● **Problem to solve**: Word for word, restate every record.
[Start of Attachment]
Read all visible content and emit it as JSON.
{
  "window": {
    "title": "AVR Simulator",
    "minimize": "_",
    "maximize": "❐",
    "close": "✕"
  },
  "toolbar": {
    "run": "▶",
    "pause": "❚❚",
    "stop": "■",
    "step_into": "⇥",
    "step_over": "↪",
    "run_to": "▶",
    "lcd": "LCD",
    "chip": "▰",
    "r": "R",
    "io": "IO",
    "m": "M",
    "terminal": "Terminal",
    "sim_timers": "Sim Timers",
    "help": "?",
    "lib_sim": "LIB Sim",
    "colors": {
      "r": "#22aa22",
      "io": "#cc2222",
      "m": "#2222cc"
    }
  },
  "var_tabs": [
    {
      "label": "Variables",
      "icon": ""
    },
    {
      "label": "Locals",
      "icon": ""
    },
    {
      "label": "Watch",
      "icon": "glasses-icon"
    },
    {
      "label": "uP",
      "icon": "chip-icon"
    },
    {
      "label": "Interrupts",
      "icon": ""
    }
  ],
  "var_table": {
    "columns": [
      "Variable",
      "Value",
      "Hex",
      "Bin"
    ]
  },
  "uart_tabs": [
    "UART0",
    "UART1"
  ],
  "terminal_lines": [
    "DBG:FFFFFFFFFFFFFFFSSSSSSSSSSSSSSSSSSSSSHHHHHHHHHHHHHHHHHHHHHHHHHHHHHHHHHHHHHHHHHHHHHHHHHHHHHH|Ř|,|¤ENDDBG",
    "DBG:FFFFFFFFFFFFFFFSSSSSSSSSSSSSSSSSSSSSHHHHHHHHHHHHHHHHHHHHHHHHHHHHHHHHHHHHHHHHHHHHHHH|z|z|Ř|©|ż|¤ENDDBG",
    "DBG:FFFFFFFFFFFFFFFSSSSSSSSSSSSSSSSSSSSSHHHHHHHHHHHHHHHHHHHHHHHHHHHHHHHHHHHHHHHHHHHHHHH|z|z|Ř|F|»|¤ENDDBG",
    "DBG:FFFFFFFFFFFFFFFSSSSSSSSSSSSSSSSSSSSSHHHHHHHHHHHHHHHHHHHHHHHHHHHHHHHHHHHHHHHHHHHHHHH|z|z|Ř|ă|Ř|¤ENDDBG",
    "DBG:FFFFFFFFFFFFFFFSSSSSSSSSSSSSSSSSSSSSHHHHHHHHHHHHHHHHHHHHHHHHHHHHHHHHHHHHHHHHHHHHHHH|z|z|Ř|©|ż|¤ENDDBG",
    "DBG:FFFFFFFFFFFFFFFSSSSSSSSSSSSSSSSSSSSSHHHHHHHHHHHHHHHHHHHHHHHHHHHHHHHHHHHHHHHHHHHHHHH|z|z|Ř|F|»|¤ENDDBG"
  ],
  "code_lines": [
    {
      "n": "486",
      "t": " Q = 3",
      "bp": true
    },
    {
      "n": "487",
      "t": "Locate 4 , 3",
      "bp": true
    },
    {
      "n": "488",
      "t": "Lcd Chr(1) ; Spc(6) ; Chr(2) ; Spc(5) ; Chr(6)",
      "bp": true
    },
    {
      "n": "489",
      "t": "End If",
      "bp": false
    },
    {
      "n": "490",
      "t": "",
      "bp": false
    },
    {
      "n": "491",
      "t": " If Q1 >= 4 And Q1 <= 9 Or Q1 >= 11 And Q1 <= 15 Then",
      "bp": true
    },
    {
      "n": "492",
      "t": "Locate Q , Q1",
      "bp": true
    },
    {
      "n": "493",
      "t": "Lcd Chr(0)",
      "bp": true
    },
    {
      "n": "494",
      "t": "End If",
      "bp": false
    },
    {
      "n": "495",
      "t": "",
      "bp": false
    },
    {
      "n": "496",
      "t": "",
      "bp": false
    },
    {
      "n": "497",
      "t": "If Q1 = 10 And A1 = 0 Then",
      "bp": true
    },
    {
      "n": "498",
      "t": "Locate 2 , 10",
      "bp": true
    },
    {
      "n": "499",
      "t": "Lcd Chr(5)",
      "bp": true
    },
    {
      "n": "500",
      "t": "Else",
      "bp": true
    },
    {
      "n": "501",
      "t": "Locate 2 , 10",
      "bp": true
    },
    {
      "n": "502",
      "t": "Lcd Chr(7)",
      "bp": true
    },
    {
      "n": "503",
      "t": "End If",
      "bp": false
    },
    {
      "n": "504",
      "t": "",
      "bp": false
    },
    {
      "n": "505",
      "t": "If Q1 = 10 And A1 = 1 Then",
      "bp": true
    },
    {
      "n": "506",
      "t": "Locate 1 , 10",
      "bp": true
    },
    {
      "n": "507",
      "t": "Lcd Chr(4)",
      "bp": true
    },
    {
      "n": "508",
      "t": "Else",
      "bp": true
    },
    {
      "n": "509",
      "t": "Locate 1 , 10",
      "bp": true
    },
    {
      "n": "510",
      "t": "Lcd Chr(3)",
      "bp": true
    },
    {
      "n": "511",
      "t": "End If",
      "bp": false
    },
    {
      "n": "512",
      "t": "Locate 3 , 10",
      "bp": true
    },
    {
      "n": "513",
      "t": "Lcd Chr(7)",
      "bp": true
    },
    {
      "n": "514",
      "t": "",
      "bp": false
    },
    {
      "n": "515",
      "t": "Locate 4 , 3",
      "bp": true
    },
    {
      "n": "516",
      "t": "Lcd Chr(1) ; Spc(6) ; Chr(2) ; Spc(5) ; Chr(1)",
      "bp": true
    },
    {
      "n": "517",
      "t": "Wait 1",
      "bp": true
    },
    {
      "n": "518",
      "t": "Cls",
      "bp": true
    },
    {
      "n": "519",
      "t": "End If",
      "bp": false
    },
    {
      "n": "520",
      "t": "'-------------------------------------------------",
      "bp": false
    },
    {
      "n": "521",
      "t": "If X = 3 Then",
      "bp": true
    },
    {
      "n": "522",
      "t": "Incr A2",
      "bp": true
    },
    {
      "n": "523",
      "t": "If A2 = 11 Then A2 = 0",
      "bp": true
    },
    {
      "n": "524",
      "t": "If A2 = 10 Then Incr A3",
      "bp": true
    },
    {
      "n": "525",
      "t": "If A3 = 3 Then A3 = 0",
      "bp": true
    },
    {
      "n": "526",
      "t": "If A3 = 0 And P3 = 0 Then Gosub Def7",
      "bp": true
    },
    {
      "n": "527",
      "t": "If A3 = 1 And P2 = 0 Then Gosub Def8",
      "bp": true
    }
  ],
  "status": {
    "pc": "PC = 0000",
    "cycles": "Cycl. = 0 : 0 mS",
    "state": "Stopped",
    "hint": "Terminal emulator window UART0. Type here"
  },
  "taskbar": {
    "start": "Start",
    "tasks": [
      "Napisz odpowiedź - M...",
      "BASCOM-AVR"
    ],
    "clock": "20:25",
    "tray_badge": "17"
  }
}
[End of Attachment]
● **Answer section**:
Read all visible content and emit it as JSON.
{
  "window": {
    "title": "AVR Simulator",
    "minimize": "_",
    "maximize": "❐",
    "close": "✕"
  },
  "toolbar": {
    "run": "▶",
    "pause": "❚❚",
    "stop": "■",
    "step_into": "⇥",
    "step_over": "↪",
    "run_to": "▶",
    "lcd": "LCD",
    "chip": "▰",
    "r": "R",
    "io": "IO",
    "m": "M",
    "terminal": "Terminal",
    "sim_timers": "Sim Timers",
    "help": "?",
    "lib_sim": "LIB Sim",
    "colors": {
      "r": "#22aa22",
      "io": "#cc2222",
      "m": "#2222cc"
    }
  },
  "var_tabs": [
    {
      "label": "Variables",
      "icon": ""
    },
    {
      "label": "Locals",
      "icon": ""
    },
    {
      "label": "Watch",
      "icon": "glasses-icon"
    },
    {
      "label": "uP",
      "icon": "chip-icon"
    },
    {
      "label": "Interrupts",
      "icon": ""
    }
  ],
  "var_table": {
    "columns": [
      "Variable",
      "Value",
      "Hex",
      "Bin"
    ]
  },
  "uart_tabs": [
    "UART0",
    "UART1"
  ],
  "terminal_lines": [
    "DBG:FFFFFFFFFFFFFFFSSSSSSSSSSSSSSSSSSSSSHHHHHHHHHHHHHHHHHHHHHHHHHHHHHHHHHHHHHHHHHHHHHHHHHHHHHH|Ř|,|¤ENDDBG",
    "DBG:FFFFFFFFFFFFFFFSSSSSSSSSSSSSSSSSSSSSHHHHHHHHHHHHHHHHHHHHHHHHHHHHHHHHHHHHHHHHHHHHHHH|z|z|Ř|©|ż|¤ENDDBG",
    "DBG:FFFFFFFFFFFFFFFSSSSSSSSSSSSSSSSSSSSSHHHHHHHHHHHHHHHHHHHHHHHHHHHHHHHHHHHHHHHHHHHHHHH|z|z|Ř|F|»|¤ENDDBG",
    "DBG:FFFFFFFFFFFFFFFSSSSSSSSSSSSSSSSSSSSSHHHHHHHHHHHHHHHHHHHHHHHHHHHHHHHHHHHHHHHHHHHHHHH|z|z|Ř|ă|Ř|¤ENDDBG",
    "DBG:FFFFFFFFFFFFFFFSSSSSSSSSSSSSSSSSSSSSHHHHHHHHHHHHHHHHHHHHHHHHHHHHHHHHHHHHHHHHHHHHHHH|z|z|Ř|©|ż|¤ENDDBG",
    "DBG:FFFFFFFFFFFFFFFSSSSSSSSSSSSSSSSSSSSSHHHHHHHHHHHHHHHHHHHHHHHHHHHHHHHHHHHHHHHHHHHHHHH|z|z|Ř|F|»|¤ENDDBG"
  ],
  "code_lines": [
    {
      "n": "486",
      "t": " Q = 3",
      "bp": true
    },
    {
      "n": "487",
      "t": "Locate 4 , 3",
      "bp": true
    },
    {
      "n": "488",
      "t": "Lcd Chr(1) ; Spc(6) ; Chr(2) ; Spc(5) ; Chr(6)",
      "bp": true
    },
    {
      "n": "489",
      "t": "End If",
      "bp": false
    },
    {
      "n": "490",
      "t": "",
      "bp": false
    },
    {
      "n": "491",
      "t": " If Q1 >= 4 And Q1 <= 9 Or Q1 >= 11 And Q1 <= 15 Then",
      "bp": true
    },
    {
      "n": "492",
      "t": "Locate Q , Q1",
      "bp": true
    },
    {
      "n": "493",
      "t": "Lcd Chr(0)",
      "bp": true
    },
    {
      "n": "494",
      "t": "End If",
      "bp": false
    },
    {
      "n": "495",
      "t": "",
      "bp": false
    },
    {
      "n": "496",
      "t": "",
      "bp": false
    },
    {
      "n": "497",
      "t": "If Q1 = 10 And A1 = 0 Then",
      "bp": true
    },
    {
      "n": "498",
      "t": "Locate 2 , 10",
      "bp": true
    },
    {
      "n": "499",
      "t": "Lcd Chr(5)",
      "bp": true
    },
    {
      "n": "500",
      "t": "Else",
      "bp": true
    },
    {
      "n": "501",
      "t": "Locate 2 , 10",
      "bp": true
    },
    {
      "n": "502",
      "t": "Lcd Chr(7)",
      "bp": true
    },
    {
      "n": "503",
      "t": "End If",
      "bp": false
    },
    {
      "n": "504",
      "t": "",
      "bp": false
    },
    {
      "n": "505",
      "t": "If Q1 = 10 And A1 = 1 Then",
      "bp": true
    },
    {
      "n": "506",
      "t": "Locate 1 , 10",
      "bp": true
    },
    {
      "n": "507",
      "t": "Lcd Chr(4)",
      "bp": true
    },
    {
      "n": "508",
      "t": "Else",
      "bp": true
    },
    {
      "n": "509",
      "t": "Locate 1 , 10",
      "bp": true
    },
    {
      "n": "510",
      "t": "Lcd Chr(3)",
      "bp": true
    },
    {
      "n": "511",
      "t": "End If",
      "bp": false
    },
    {
      "n": "512",
      "t": "Locate 3 , 10",
      "bp": true
    },
    {
      "n": "513",
      "t": "Lcd Chr(7)",
      "bp": true
    },
    {
      "n": "514",
      "t": "",
      "bp": false
    },
    {
      "n": "515",
      "t": "Locate 4 , 3",
      "bp": true
    },
    {
      "n": "516",
      "t": "Lcd Chr(1) ; Spc(6) ; Chr(2) ; Spc(5) ; Chr(1)",
      "bp": true
    },
    {
      "n": "517",
      "t": "Wait 1",
      "bp": true
    },
    {
      "n": "518",
      "t": "Cls",
      "bp": true
    },
    {
      "n": "519",
      "t": "End If",
      "bp": false
    },
    {
      "n": "520",
      "t": "'-------------------------------------------------",
      "bp": false
    },
    {
      "n": "521",
      "t": "If X = 3 Then",
      "bp": true
    },
    {
      "n": "522",
      "t": "Incr A2",
      "bp": true
    },
    {
      "n": "523",
      "t": "If A2 = 11 Then A2 = 0",
      "bp": true
    },
    {
      "n": "524",
      "t": "If A2 = 10 Then Incr A3",
      "bp": true
    },
    {
      "n": "525",
      "t": "If A3 = 3 Then A3 = 0",
      "bp": true
    },
    {
      "n": "526",
      "t": "If A3 = 0 And P3 = 0 Then Gosub Def7",
      "bp": true
    },
    {
      "n": "527",
      "t": "If A3 = 1 And P2 = 0 Then Gosub Def8",
      "bp": true
    }
  ],
  "status": {
    "pc": "PC = 0000",
    "cycles": "Cycl. = 0 : 0 mS",
    "state": "Stopped",
    "hint": "Terminal emulator window UART0. Type here"
  },
  "taskbar": {
    "start": "Start",
    "tasks": [
      "Napisz odpowiedź - M...",
      "BASCOM-AVR"
    ],
    "clock": "20:25",
    "tray_badge": "17"
  }
}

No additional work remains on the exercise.